**DATA FOR REVIEW:**

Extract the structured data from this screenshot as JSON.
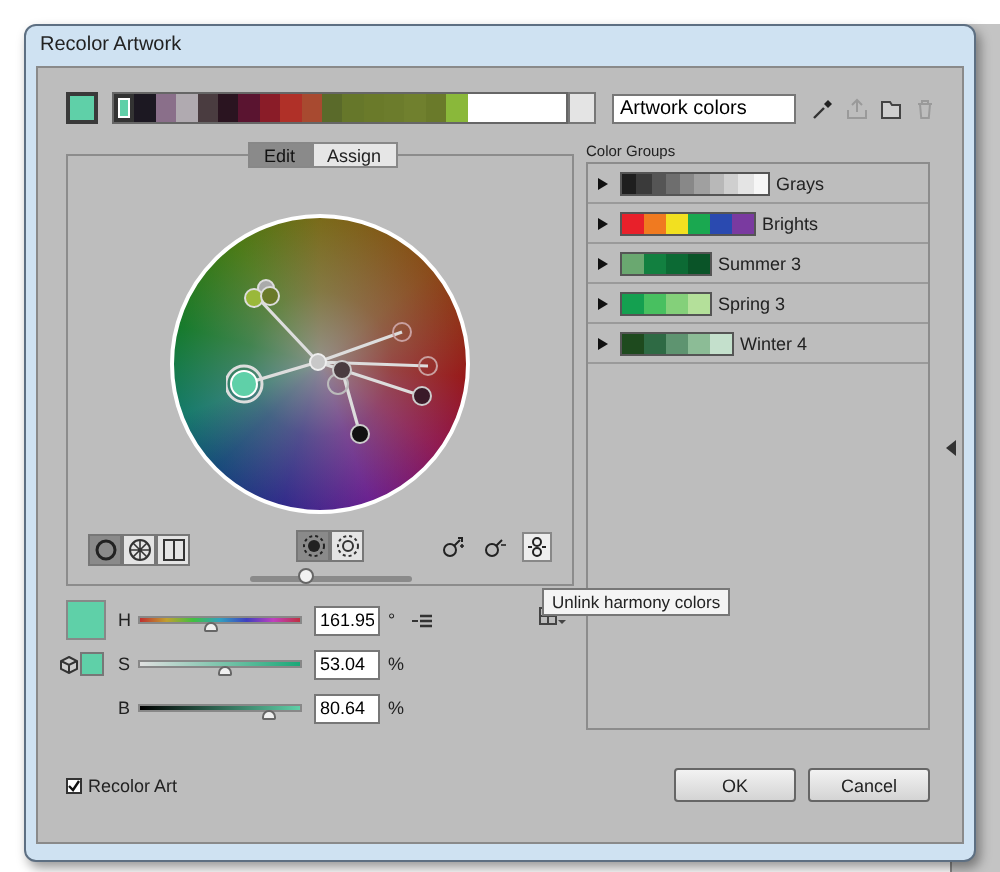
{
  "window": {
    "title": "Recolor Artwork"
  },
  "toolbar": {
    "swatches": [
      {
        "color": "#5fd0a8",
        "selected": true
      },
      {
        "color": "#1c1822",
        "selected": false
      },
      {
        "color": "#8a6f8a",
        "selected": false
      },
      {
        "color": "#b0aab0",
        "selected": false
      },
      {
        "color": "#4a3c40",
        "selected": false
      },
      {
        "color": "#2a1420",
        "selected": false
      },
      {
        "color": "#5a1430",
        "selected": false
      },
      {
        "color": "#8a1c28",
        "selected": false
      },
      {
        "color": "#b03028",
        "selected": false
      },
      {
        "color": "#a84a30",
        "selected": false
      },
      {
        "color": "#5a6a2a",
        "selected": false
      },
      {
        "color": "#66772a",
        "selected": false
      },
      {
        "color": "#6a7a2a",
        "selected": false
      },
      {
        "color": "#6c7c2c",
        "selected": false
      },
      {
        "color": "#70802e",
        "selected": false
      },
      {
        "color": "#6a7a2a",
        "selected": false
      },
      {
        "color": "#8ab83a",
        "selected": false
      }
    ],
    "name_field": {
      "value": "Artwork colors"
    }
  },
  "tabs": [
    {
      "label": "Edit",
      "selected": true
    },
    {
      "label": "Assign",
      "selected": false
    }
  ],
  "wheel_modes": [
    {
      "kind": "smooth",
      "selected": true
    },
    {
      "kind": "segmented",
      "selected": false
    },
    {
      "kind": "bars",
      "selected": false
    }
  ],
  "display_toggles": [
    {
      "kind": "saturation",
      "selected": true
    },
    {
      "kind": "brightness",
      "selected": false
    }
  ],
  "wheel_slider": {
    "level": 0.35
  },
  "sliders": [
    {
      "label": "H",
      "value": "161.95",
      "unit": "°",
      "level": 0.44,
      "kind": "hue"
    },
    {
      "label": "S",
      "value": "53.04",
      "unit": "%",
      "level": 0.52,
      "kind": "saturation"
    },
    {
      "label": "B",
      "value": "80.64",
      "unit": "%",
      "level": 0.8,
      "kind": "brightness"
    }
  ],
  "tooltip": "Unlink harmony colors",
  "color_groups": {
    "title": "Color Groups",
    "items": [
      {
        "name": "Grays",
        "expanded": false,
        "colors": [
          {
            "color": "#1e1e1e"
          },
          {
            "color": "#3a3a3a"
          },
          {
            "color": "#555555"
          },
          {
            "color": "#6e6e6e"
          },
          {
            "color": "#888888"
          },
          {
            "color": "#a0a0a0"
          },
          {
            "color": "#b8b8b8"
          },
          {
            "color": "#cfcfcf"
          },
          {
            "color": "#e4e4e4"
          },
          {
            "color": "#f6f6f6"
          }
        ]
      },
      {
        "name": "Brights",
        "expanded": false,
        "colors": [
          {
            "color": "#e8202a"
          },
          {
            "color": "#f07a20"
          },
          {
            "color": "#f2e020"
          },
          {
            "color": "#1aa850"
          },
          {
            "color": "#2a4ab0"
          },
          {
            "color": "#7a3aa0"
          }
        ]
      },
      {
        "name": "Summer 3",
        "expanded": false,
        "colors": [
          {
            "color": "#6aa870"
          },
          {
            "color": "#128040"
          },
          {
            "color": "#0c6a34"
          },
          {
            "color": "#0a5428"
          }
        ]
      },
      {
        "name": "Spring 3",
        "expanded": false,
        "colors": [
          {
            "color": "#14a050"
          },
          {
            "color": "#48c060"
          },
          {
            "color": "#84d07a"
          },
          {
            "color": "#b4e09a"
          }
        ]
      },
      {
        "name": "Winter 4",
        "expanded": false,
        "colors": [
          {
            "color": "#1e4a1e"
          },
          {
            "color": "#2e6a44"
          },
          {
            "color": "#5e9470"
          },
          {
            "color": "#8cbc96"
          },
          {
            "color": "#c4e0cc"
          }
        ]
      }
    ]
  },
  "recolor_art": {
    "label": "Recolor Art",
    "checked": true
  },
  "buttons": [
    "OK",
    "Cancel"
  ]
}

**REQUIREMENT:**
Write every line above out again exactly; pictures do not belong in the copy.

**ANSWER BOX:**
Extract the structured data from this screenshot as JSON.
{
  "window": {
    "title": "Recolor Artwork"
  },
  "toolbar": {
    "swatches": [
      {
        "color": "#5fd0a8",
        "selected": true
      },
      {
        "color": "#1c1822",
        "selected": false
      },
      {
        "color": "#8a6f8a",
        "selected": false
      },
      {
        "color": "#b0aab0",
        "selected": false
      },
      {
        "color": "#4a3c40",
        "selected": false
      },
      {
        "color": "#2a1420",
        "selected": false
      },
      {
        "color": "#5a1430",
        "selected": false
      },
      {
        "color": "#8a1c28",
        "selected": false
      },
      {
        "color": "#b03028",
        "selected": false
      },
      {
        "color": "#a84a30",
        "selected": false
      },
      {
        "color": "#5a6a2a",
        "selected": false
      },
      {
        "color": "#66772a",
        "selected": false
      },
      {
        "color": "#6a7a2a",
        "selected": false
      },
      {
        "color": "#6c7c2c",
        "selected": false
      },
      {
        "color": "#70802e",
        "selected": false
      },
      {
        "color": "#6a7a2a",
        "selected": false
      },
      {
        "color": "#8ab83a",
        "selected": false
      }
    ],
    "name_field": {
      "value": "Artwork colors"
    }
  },
  "tabs": [
    {
      "label": "Edit",
      "selected": true
    },
    {
      "label": "Assign",
      "selected": false
    }
  ],
  "wheel_modes": [
    {
      "kind": "smooth",
      "selected": true
    },
    {
      "kind": "segmented",
      "selected": false
    },
    {
      "kind": "bars",
      "selected": false
    }
  ],
  "display_toggles": [
    {
      "kind": "saturation",
      "selected": true
    },
    {
      "kind": "brightness",
      "selected": false
    }
  ],
  "wheel_slider": {
    "level": 0.35
  },
  "sliders": [
    {
      "label": "H",
      "value": "161.95",
      "unit": "°",
      "level": 0.44,
      "kind": "hue"
    },
    {
      "label": "S",
      "value": "53.04",
      "unit": "%",
      "level": 0.52,
      "kind": "saturation"
    },
    {
      "label": "B",
      "value": "80.64",
      "unit": "%",
      "level": 0.8,
      "kind": "brightness"
    }
  ],
  "tooltip": "Unlink harmony colors",
  "color_groups": {
    "title": "Color Groups",
    "items": [
      {
        "name": "Grays",
        "expanded": false,
        "colors": [
          {
            "color": "#1e1e1e"
          },
          {
            "color": "#3a3a3a"
          },
          {
            "color": "#555555"
          },
          {
            "color": "#6e6e6e"
          },
          {
            "color": "#888888"
          },
          {
            "color": "#a0a0a0"
          },
          {
            "color": "#b8b8b8"
          },
          {
            "color": "#cfcfcf"
          },
          {
            "color": "#e4e4e4"
          },
          {
            "color": "#f6f6f6"
          }
        ]
      },
      {
        "name": "Brights",
        "expanded": false,
        "colors": [
          {
            "color": "#e8202a"
          },
          {
            "color": "#f07a20"
          },
          {
            "color": "#f2e020"
          },
          {
            "color": "#1aa850"
          },
          {
            "color": "#2a4ab0"
          },
          {
            "color": "#7a3aa0"
          }
        ]
      },
      {
        "name": "Summer 3",
        "expanded": false,
        "colors": [
          {
            "color": "#6aa870"
          },
          {
            "color": "#128040"
          },
          {
            "color": "#0c6a34"
          },
          {
            "color": "#0a5428"
          }
        ]
      },
      {
        "name": "Spring 3",
        "expanded": false,
        "colors": [
          {
            "color": "#14a050"
          },
          {
            "color": "#48c060"
          },
          {
            "color": "#84d07a"
          },
          {
            "color": "#b4e09a"
          }
        ]
      },
      {
        "name": "Winter 4",
        "expanded": false,
        "colors": [
          {
            "color": "#1e4a1e"
          },
          {
            "color": "#2e6a44"
          },
          {
            "color": "#5e9470"
          },
          {
            "color": "#8cbc96"
          },
          {
            "color": "#c4e0cc"
          }
        ]
      }
    ]
  },
  "recolor_art": {
    "label": "Recolor Art",
    "checked": true
  },
  "buttons": [
    "OK",
    "Cancel"
  ]
}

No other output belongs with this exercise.